Dataset entries:
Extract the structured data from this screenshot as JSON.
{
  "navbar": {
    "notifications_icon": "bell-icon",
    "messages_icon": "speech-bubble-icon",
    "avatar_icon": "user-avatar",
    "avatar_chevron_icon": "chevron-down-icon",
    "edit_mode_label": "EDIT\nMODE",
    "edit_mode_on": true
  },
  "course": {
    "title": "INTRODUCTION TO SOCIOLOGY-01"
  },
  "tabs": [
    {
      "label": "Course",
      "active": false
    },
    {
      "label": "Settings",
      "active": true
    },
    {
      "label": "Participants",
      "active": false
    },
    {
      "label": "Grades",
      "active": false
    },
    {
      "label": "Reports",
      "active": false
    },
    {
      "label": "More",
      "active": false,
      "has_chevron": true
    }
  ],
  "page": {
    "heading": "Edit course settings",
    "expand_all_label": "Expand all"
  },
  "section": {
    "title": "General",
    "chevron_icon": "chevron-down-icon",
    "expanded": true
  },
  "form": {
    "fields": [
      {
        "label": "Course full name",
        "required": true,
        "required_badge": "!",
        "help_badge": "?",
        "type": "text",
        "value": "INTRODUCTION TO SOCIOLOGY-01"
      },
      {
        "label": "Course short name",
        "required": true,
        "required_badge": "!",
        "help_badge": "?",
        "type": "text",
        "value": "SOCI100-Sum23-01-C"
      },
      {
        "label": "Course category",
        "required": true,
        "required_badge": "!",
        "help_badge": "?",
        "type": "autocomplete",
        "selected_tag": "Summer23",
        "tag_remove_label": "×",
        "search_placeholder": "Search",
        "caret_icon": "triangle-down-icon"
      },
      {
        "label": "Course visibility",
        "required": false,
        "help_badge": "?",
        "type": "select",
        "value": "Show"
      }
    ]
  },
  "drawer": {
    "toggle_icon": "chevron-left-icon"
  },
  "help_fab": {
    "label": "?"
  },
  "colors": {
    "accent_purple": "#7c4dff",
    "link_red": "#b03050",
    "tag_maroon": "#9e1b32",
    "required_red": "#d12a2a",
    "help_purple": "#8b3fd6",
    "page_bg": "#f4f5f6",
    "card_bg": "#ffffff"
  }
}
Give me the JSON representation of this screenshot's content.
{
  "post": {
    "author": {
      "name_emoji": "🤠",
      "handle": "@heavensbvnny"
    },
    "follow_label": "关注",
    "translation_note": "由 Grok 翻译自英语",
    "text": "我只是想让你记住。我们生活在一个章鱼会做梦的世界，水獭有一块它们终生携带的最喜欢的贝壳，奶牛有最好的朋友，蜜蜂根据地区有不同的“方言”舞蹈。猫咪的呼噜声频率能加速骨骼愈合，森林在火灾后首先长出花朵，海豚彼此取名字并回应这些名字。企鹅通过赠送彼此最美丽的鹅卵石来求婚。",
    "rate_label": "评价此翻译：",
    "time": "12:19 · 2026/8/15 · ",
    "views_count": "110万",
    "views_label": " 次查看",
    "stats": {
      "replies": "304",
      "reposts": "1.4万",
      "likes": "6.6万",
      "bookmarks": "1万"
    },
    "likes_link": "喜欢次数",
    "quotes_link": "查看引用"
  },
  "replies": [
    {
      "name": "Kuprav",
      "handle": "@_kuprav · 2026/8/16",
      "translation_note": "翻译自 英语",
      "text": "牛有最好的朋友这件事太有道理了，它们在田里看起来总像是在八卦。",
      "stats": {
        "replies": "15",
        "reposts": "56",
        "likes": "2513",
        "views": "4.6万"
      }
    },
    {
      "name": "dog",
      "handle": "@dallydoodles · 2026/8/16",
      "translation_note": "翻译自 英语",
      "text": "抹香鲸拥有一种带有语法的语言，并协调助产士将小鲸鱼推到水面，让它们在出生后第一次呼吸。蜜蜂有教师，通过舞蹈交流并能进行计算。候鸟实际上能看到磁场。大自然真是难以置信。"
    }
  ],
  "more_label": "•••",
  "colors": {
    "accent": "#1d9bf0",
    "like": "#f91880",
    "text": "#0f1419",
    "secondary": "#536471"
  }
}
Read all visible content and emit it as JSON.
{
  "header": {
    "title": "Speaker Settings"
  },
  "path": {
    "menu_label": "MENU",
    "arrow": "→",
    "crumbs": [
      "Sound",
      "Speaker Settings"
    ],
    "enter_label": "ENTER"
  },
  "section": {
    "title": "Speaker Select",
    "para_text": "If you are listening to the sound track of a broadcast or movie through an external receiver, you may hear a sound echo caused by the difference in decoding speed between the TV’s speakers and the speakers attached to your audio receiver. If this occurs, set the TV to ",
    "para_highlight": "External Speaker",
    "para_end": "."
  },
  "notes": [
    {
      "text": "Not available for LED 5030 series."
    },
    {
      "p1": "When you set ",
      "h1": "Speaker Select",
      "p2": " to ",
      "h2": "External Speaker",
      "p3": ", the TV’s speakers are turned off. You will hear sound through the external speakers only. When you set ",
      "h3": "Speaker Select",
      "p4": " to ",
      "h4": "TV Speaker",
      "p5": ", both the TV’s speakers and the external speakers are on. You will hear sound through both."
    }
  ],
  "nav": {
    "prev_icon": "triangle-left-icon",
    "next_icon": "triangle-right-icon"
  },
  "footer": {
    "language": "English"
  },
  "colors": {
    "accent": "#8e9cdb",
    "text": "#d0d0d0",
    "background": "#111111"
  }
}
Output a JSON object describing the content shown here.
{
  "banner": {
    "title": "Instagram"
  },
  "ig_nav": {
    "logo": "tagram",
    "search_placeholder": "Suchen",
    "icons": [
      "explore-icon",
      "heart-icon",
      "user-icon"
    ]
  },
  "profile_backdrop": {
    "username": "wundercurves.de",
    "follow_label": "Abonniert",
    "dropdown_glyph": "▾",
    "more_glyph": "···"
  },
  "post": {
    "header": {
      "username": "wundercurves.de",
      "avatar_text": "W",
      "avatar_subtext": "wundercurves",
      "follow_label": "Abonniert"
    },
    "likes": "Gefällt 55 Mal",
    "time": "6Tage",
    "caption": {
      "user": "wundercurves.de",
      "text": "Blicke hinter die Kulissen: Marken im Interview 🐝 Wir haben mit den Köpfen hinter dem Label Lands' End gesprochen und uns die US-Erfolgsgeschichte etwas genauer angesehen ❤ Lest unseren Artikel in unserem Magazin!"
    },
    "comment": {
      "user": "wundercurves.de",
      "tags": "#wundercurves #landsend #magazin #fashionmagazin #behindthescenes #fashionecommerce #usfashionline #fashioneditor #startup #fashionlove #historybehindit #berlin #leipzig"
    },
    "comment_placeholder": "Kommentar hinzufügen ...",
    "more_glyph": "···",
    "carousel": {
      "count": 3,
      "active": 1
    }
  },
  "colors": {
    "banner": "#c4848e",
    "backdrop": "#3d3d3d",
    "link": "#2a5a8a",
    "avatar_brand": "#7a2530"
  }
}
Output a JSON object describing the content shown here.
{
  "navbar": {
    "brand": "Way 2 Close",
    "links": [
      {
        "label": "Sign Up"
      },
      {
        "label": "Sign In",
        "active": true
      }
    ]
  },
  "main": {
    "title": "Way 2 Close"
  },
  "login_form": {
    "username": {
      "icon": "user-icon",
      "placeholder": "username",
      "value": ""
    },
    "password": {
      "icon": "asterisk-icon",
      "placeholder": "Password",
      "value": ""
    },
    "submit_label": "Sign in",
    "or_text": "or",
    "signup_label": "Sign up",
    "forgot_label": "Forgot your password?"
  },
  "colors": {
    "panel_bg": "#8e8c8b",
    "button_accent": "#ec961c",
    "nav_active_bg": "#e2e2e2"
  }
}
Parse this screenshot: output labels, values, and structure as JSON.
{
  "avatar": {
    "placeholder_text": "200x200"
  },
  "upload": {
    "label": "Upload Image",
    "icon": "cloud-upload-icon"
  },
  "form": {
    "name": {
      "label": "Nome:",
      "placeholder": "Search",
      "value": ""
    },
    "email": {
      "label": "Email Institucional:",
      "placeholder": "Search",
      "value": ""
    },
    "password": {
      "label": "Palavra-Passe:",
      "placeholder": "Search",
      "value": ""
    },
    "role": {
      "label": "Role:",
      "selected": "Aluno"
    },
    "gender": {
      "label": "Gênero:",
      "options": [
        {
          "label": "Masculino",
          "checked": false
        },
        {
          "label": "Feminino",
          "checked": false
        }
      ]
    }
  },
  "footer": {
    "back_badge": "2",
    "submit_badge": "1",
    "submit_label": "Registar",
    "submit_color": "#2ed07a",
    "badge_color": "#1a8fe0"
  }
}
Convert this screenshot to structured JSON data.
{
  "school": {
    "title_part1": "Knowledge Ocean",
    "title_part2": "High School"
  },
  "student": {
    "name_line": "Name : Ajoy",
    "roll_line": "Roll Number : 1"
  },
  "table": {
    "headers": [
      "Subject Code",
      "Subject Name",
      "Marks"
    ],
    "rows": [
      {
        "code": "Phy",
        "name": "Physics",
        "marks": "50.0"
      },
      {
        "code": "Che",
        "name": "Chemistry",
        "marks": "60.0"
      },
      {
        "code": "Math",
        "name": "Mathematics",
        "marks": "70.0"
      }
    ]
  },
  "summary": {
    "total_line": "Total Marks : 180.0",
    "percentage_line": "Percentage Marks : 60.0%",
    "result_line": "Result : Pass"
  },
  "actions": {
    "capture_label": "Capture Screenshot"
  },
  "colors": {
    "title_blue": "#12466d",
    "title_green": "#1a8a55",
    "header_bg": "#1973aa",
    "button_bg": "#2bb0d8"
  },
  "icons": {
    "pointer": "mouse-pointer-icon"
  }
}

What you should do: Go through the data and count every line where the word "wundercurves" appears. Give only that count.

Solution to this task: 6